I am befuddled. The last thing I need is an hour of lost sleep. And, yet, one less hour of living in a pandemic sounds pretty good. The common rationale for the perpetuation of daylight savings time is extended daylight. Sunlight has been invaluable to us these past twelve months. Sunrises, sunsets, and the shades of illumination while outdoors have provided medicinal assets in this time of Coronavirus. So, we will sacrifice an hour’s sleep for lighter days.
Daylight savings time comes as we noted an anniversary that we could never have imagined. We didn’t want to mark the passing of this previous pandemic year. I’ve been hearing about the discomfort that can’t be explained as our bodies feel the weight of this past year deep in our cells. Many of us have felt ‘off.’ I forgot to answer important emails. I was a bit achy, walking slower than usual. But the walks helped, as they always do.
Aside from the events and socialization we missed this past year, we are equally missing acquaintances and arbitrary human contact.

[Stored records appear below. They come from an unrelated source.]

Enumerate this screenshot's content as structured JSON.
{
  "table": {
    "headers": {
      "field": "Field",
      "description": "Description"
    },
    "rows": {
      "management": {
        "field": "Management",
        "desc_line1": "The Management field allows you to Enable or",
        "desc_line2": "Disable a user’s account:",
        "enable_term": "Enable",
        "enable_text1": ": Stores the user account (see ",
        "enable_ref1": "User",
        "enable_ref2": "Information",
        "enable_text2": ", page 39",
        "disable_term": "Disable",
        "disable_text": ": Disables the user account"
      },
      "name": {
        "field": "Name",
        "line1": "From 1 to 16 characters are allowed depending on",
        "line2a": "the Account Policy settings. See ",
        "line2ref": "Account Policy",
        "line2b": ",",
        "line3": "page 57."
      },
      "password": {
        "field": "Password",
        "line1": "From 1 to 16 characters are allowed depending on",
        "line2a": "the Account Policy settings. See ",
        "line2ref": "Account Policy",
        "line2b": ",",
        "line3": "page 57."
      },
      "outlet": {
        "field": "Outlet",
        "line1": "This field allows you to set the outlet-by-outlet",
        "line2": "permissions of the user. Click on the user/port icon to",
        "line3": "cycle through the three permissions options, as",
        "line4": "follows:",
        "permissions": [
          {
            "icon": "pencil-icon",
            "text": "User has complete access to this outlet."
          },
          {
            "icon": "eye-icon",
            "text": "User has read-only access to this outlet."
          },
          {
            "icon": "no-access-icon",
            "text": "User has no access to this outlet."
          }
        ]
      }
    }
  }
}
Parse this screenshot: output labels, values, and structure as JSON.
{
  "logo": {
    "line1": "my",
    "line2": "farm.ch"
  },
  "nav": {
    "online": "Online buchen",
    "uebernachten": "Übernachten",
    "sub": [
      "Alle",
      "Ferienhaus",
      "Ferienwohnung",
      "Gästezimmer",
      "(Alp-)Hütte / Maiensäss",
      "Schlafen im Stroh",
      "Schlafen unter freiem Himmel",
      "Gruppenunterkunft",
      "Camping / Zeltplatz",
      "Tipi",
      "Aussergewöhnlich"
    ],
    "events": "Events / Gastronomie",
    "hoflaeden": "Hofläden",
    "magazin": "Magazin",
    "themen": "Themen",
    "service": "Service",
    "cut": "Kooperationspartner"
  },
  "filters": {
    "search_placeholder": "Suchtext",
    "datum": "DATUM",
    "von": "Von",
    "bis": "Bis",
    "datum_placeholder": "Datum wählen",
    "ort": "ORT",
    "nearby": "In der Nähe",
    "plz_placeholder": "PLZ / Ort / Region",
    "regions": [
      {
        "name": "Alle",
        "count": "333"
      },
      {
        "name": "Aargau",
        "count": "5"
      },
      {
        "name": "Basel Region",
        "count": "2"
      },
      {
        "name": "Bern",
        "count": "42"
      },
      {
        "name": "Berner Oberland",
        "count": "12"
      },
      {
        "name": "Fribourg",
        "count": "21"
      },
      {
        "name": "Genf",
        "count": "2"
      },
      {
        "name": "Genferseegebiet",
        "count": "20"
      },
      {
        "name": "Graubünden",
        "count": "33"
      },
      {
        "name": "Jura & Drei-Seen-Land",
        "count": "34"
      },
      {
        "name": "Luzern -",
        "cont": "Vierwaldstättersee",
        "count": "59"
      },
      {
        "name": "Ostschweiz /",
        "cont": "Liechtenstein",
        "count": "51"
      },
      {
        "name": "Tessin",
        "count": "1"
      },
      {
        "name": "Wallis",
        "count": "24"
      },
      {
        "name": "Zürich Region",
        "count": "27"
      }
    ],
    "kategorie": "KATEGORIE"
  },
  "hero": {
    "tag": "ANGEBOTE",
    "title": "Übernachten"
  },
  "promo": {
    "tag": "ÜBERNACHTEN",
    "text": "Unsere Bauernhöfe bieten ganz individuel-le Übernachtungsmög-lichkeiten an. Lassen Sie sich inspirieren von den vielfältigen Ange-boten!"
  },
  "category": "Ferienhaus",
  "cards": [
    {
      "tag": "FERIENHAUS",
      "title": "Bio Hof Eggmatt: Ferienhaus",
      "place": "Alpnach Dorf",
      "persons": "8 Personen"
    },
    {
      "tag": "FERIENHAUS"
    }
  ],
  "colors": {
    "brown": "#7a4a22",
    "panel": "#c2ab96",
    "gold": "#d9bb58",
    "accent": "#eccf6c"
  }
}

Even on my walks, while I pass people, mask wearing has obscured some fundamental assessment of others. Not only do I not recognize most people, even the regular park dwellers, but, for me, the masks obscure my mind’s ability to gauge the whole picture. Although I cherish some parts of this new found anonymity, I don’t like the absence of fully assessing the moods and character of those around me.
The simple day to day acknowledgment from one human to another has been significantly curtailed. There have been limited or no interactions that are merely casual. We miss those who we saw at the stores we frequented. We miss the service people who we might have seen infrequently, but who we came to expect when the circumstance arose. We miss speaking to strangers. Well, perhaps we miss the option to speak with certain strangers. And most of us miss the everyday familiarity we came to expect on our commutes, our routines, and our outings.
Perhaps now that the days are longer and the sun brighter, I will attempt to look above the masks into strangers’ eyes, enjoying the sun sparkling off them. Pre-pandemic looking into the eyes of strangers was deemed rude. Now it is how we smile to one another. I may not take in the big picture, so I will rely on a small snapshot of the light, the eyes, a passing connection, with Spring in the air.
- Play. We forget to play thinking that’s child’s business. Yet, celebrating our child within can be pure joy.
- Quit. If there is something you think you should be doing, but you really don’t want to, and it’s a specific requirement you put on yourself, just leave it. I’ve been quitting books I don’t like.
- Move. Sitting at our desk or having a static position can cause stiffening. Move a bit, whether you go for a run, simply sway your arms or do the twist, it all helps to loosen us up.
- Hug. If you live alone, stretch your arms around your torso and give yourself a hug. If you live with others, and both you and they are amenable, exchange a nice hug.
Talk. Go to therapy. Talk to a friend. Contact a family member. Tell your truth to o